- Your goal -
Keep the wording of every entry intact in your copy, and omit the pictures.

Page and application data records
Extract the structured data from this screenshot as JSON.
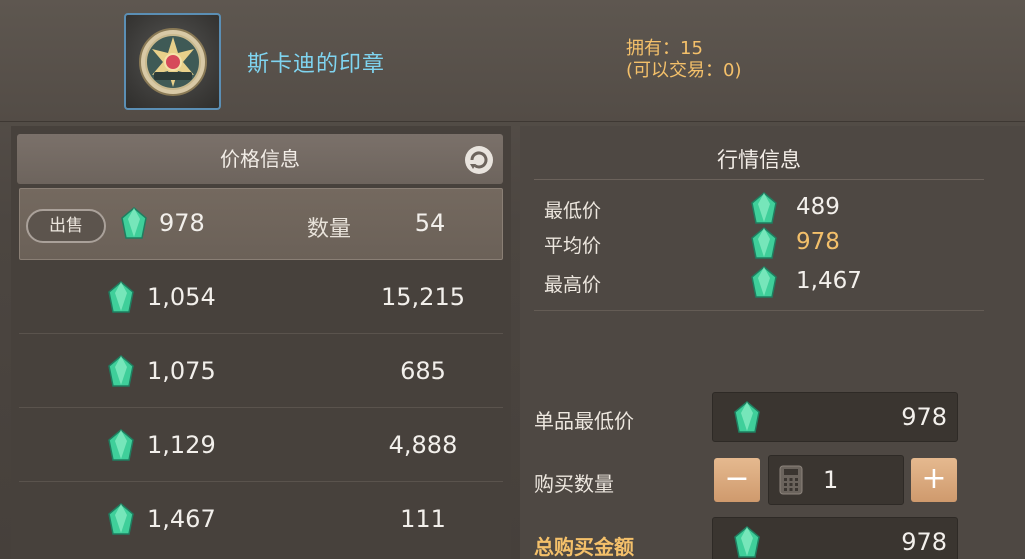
{
  "item": {
    "name": "斯卡迪的印章",
    "owned": "拥有：15",
    "tradable": "(可以交易：0)",
    "icon": "seal-icon"
  },
  "price_panel": {
    "title": "价格信息",
    "refresh_icon": "refresh-icon",
    "sell_label": "出售",
    "qty_label": "数量",
    "listings": [
      {
        "price": "978",
        "qty": "54"
      },
      {
        "price": "1,054",
        "qty": "15,215"
      },
      {
        "price": "1,075",
        "qty": "685"
      },
      {
        "price": "1,129",
        "qty": "4,888"
      },
      {
        "price": "1,467",
        "qty": "111"
      }
    ]
  },
  "market_panel": {
    "title": "行情信息",
    "lowest_label": "最低价",
    "lowest_value": "489",
    "average_label": "平均价",
    "average_value": "978",
    "highest_label": "最高价",
    "highest_value": "1,467"
  },
  "purchase": {
    "unit_min_label": "单品最低价",
    "unit_min_value": "978",
    "buy_qty_label": "购买数量",
    "buy_qty_value": "1",
    "minus_label": "−",
    "plus_label": "+",
    "total_label": "总购买金额",
    "total_value": "978"
  },
  "colors": {
    "accent_gold": "#f4c06a",
    "item_name": "#7fd4f0",
    "gem": "#3fcf9a"
  }
}
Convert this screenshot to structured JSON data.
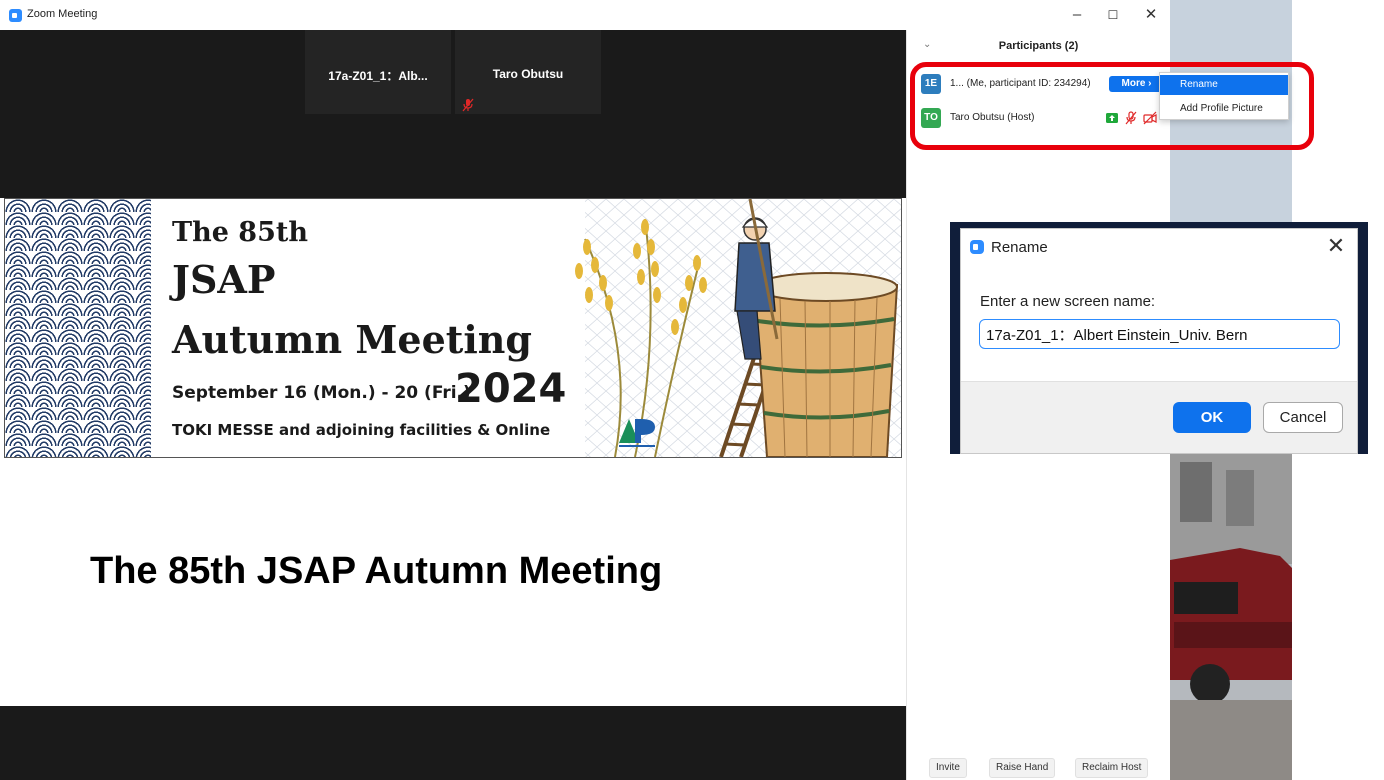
{
  "window": {
    "title": "Zoom Meeting",
    "minimize_glyph": "–",
    "maximize_glyph": "☐",
    "close_glyph": "✕"
  },
  "tiles": [
    {
      "name": "17a-Z01_1：Alb...",
      "muted": false
    },
    {
      "name": "Taro Obutsu",
      "muted": true
    }
  ],
  "slide": {
    "banner_line1": "The 85th",
    "banner_line2": "JSAP",
    "banner_line3": "Autumn Meeting",
    "banner_dates": "September 16 (Mon.) - 20 (Fri.)",
    "banner_year": "2024",
    "banner_venue": "TOKI MESSE and adjoining facilities & Online",
    "title": "The 85th JSAP Autumn Meeting"
  },
  "participants": {
    "header": "Participants (2)",
    "collapse_glyph": "⌄",
    "list": [
      {
        "initials": "1E",
        "name": "1... (Me, participant ID: 234294)",
        "avatar_color": "#2d7dbd"
      },
      {
        "initials": "TO",
        "name": "Taro Obutsu (Host)",
        "avatar_color": "#33a853"
      }
    ],
    "more_label": "More ›",
    "menu": {
      "rename": "Rename",
      "add_picture": "Add Profile Picture"
    },
    "footer": {
      "invite": "Invite",
      "raise_hand": "Raise Hand",
      "reclaim_host": "Reclaim Host"
    }
  },
  "rename_dialog": {
    "title": "Rename",
    "close_glyph": "✕",
    "prompt": "Enter a new screen name:",
    "value": "17a-Z01_1：Albert Einstein_Univ. Bern",
    "ok": "OK",
    "cancel": "Cancel"
  },
  "colors": {
    "accent": "#0e72ed",
    "highlight": "#e8000b",
    "muted_icon": "#e02828",
    "share_icon": "#1fa83a"
  },
  "icons": [
    "zoom-logo-icon",
    "mic-muted-icon",
    "video-off-icon",
    "share-screen-icon",
    "chevron-down-icon",
    "close-icon"
  ]
}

- Finished exercise -
Extract the structured data from this screenshot as JSON.
{
  "item": {
    "name": "斯卡迪的印章",
    "owned": "拥有：15",
    "tradable": "(可以交易：0)",
    "icon": "seal-icon"
  },
  "price_panel": {
    "title": "价格信息",
    "refresh_icon": "refresh-icon",
    "sell_label": "出售",
    "qty_label": "数量",
    "listings": [
      {
        "price": "978",
        "qty": "54"
      },
      {
        "price": "1,054",
        "qty": "15,215"
      },
      {
        "price": "1,075",
        "qty": "685"
      },
      {
        "price": "1,129",
        "qty": "4,888"
      },
      {
        "price": "1,467",
        "qty": "111"
      }
    ]
  },
  "market_panel": {
    "title": "行情信息",
    "lowest_label": "最低价",
    "lowest_value": "489",
    "average_label": "平均价",
    "average_value": "978",
    "highest_label": "最高价",
    "highest_value": "1,467"
  },
  "purchase": {
    "unit_min_label": "单品最低价",
    "unit_min_value": "978",
    "buy_qty_label": "购买数量",
    "buy_qty_value": "1",
    "minus_label": "−",
    "plus_label": "+",
    "total_label": "总购买金额",
    "total_value": "978"
  },
  "colors": {
    "accent_gold": "#f4c06a",
    "item_name": "#7fd4f0",
    "gem": "#3fcf9a"
  }
}
Convert this screenshot to structured JSON data.
{
  "window": {
    "title": "Zoom Meeting",
    "minimize_glyph": "–",
    "maximize_glyph": "☐",
    "close_glyph": "✕"
  },
  "tiles": [
    {
      "name": "17a-Z01_1：Alb...",
      "muted": false
    },
    {
      "name": "Taro Obutsu",
      "muted": true
    }
  ],
  "slide": {
    "banner_line1": "The 85th",
    "banner_line2": "JSAP",
    "banner_line3": "Autumn Meeting",
    "banner_dates": "September 16 (Mon.) - 20 (Fri.)",
    "banner_year": "2024",
    "banner_venue": "TOKI MESSE and adjoining facilities & Online",
    "title": "The 85th JSAP Autumn Meeting"
  },
  "participants": {
    "header": "Participants (2)",
    "collapse_glyph": "⌄",
    "list": [
      {
        "initials": "1E",
        "name": "1... (Me, participant ID: 234294)",
        "avatar_color": "#2d7dbd"
      },
      {
        "initials": "TO",
        "name": "Taro Obutsu (Host)",
        "avatar_color": "#33a853"
      }
    ],
    "more_label": "More ›",
    "menu": {
      "rename": "Rename",
      "add_picture": "Add Profile Picture"
    },
    "footer": {
      "invite": "Invite",
      "raise_hand": "Raise Hand",
      "reclaim_host": "Reclaim Host"
    }
  },
  "rename_dialog": {
    "title": "Rename",
    "close_glyph": "✕",
    "prompt": "Enter a new screen name:",
    "value": "17a-Z01_1：Albert Einstein_Univ. Bern",
    "ok": "OK",
    "cancel": "Cancel"
  },
  "colors": {
    "accent": "#0e72ed",
    "highlight": "#e8000b",
    "muted_icon": "#e02828",
    "share_icon": "#1fa83a"
  },
  "icons": [
    "zoom-logo-icon",
    "mic-muted-icon",
    "video-off-icon",
    "share-screen-icon",
    "chevron-down-icon",
    "close-icon"
  ]
}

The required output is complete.